This year also sees Montblanc revamping – to positive effect – its classic Star Legacy and sporty Timewalker collections. The Star Legacy Chronograph Rieussec is the highlight of the new and improved Star Legacy collection. With a very reasonable asking price of $11,900, the steel timepiece features Montblanc’s signature chronograph display, which tracks elapsed time via two rotating discs – a tribute to the 1821 inking chronograph of 19th-century French watchmaker Nicolas Rieussec.

(RELATED: CEO Jerome Lambert is taking Montblanc into the future the good old-fashioned way)


Going streamlined


Lo Scienziato Luminor 1950 Tourbillon GMT Titanio

Panerai is probably among the last brands that would come to mind when one contemplates ultra-thin watches – but several of its SIHH launches show that the brand is looking to lose some of the bulk that has long been its Sylvester Stallone-approved calling card. Firstly, one of the product families the brand is focusing on this year is the Luminor Due, which is a slimmed-down (although still not skinny by any means) version of the Luminor 1950 model. Secondly, Panerai did not simply release new Luminor Due models such as a 45mm edition with small seconds and a date display – it also unveiled a handful of 38mm Luminor Due watches, its smallest and slimmest designs yet.

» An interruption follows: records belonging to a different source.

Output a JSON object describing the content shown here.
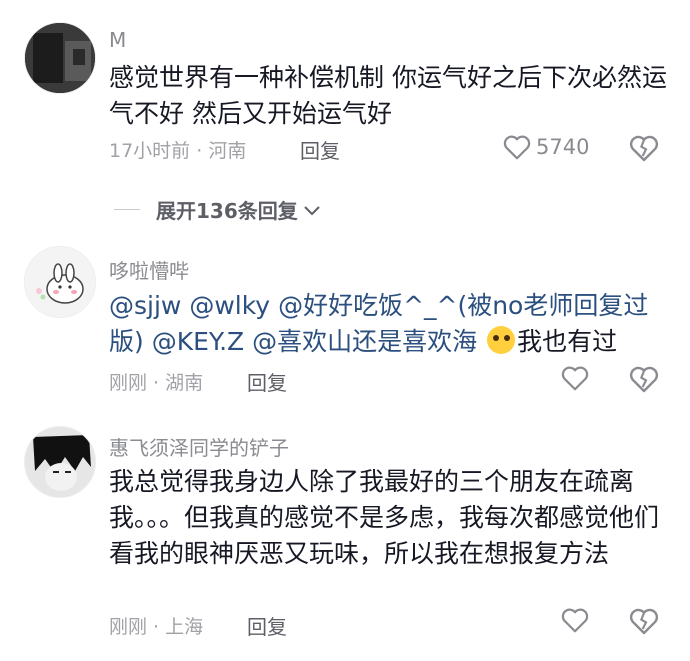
{
  "comments": [
    {
      "username": "M",
      "text": "感觉世界有一种补偿机制  你运气好之后下次必然运气不好  然后又开始运气好",
      "time": "17小时前",
      "location": "河南",
      "reply_label": "回复",
      "likes": "5740"
    },
    {
      "username": "哆啦懵哔",
      "segments": [
        {
          "type": "mention",
          "text": "@sjjw"
        },
        {
          "type": "text",
          "text": " "
        },
        {
          "type": "mention",
          "text": "@wlky"
        },
        {
          "type": "text",
          "text": " "
        },
        {
          "type": "mention",
          "text": "@好好吃饭^_^(被no老师回复过版)"
        },
        {
          "type": "text",
          "text": " "
        },
        {
          "type": "mention",
          "text": "@KEY.Z"
        },
        {
          "type": "text",
          "text": " "
        },
        {
          "type": "mention",
          "text": "@喜欢山还是喜欢海"
        },
        {
          "type": "text",
          "text": " "
        },
        {
          "type": "emoji",
          "name": "crying-laughing-emoji"
        },
        {
          "type": "text",
          "text": "我也有过"
        }
      ],
      "time": "刚刚",
      "location": "湖南",
      "reply_label": "回复"
    },
    {
      "username": "惠飞须泽同学的铲子",
      "text": "我总觉得我身边人除了我最好的三个朋友在疏离我。。。但我真的感觉不是多虑，我每次都感觉他们看我的眼神厌恶又玩味，所以我在想报复方法",
      "time": "刚刚",
      "location": "上海",
      "reply_label": "回复"
    }
  ],
  "expand_replies": {
    "label": "展开136条回复"
  },
  "meta_separator": " · ",
  "icons": {
    "like": "heart-outline-icon",
    "dislike": "broken-heart-icon",
    "expand": "chevron-down-icon"
  }
}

Of course, there were still big and bold releases to please long-time Paneristis. Even so, reduction was executed in other, although less immediately obvious, ways: Despite measuring a sizeable 47mm in diameter, the Lo Scienziato Luminor 1950 Tourbillon GMT Titanio feels a whole lot lighter than it looks. This is thanks to its hollow titanium case, which is made from powdered titanium using direct metal laser sintering, a 3-D printing process.

(RELATED: The 22 most exceptional luxury watches of 2018 (Part III/III))